What you are asked to do:
Work through the records that follow and return each line containing the word "this".

(Website and app data records)
-*-*-
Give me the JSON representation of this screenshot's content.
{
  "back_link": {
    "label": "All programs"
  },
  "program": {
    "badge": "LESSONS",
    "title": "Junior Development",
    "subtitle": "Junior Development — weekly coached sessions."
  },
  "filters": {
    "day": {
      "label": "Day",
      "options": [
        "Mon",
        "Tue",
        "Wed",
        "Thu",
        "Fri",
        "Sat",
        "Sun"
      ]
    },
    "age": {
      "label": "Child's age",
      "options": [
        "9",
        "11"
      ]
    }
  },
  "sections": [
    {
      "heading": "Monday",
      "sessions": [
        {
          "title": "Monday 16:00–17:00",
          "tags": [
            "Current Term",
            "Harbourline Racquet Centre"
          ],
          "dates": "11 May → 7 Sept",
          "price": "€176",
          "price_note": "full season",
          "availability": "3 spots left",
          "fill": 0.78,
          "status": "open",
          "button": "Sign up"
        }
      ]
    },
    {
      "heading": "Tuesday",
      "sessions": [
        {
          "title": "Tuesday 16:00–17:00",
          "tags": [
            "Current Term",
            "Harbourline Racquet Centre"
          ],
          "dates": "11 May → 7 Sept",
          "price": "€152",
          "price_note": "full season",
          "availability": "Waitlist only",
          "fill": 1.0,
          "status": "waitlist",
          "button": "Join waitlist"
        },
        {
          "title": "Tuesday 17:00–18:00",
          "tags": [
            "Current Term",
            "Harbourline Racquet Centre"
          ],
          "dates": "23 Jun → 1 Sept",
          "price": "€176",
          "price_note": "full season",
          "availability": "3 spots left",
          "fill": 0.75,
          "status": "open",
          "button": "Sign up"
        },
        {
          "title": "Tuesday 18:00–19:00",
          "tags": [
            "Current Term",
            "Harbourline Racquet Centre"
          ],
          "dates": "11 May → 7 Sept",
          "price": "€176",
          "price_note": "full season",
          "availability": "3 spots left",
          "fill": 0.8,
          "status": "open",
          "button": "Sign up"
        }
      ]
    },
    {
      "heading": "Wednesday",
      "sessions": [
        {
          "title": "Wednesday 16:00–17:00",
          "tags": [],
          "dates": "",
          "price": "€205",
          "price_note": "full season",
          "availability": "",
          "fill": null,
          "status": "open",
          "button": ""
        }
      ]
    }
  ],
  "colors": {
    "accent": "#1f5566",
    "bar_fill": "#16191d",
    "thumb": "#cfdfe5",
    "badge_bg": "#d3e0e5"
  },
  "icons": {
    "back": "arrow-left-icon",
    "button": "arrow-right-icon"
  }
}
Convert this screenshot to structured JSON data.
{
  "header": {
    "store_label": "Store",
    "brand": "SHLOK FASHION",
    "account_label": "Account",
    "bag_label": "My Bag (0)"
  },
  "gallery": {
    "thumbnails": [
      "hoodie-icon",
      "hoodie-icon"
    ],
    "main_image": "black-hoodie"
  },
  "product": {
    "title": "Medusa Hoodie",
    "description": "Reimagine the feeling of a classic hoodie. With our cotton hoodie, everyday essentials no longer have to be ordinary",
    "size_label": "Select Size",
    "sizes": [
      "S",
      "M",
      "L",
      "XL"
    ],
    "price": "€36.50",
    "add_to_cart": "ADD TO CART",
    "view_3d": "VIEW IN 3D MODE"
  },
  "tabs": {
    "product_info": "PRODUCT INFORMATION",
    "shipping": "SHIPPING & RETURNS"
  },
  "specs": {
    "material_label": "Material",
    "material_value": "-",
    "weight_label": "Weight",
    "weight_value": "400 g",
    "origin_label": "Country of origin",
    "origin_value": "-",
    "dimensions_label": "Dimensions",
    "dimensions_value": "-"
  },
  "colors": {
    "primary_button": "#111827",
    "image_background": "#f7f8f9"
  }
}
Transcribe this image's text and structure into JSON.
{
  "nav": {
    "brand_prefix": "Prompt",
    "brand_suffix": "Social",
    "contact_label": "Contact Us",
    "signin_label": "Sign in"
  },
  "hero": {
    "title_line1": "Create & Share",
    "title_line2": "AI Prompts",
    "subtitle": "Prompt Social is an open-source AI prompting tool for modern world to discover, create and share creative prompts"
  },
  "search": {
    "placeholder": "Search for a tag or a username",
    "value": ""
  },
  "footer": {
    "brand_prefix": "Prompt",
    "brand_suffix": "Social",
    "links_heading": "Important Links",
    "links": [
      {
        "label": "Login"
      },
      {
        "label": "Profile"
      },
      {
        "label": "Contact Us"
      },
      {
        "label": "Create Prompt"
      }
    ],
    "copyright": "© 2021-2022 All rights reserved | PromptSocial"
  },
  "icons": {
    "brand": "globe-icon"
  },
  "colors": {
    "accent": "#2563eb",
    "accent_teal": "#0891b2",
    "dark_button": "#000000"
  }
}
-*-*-
Solution:
Give me the JSON representation of this screenshot's content.
Convert this screenshot to structured JSON data.
Transcribe this image's text and structure into JSON.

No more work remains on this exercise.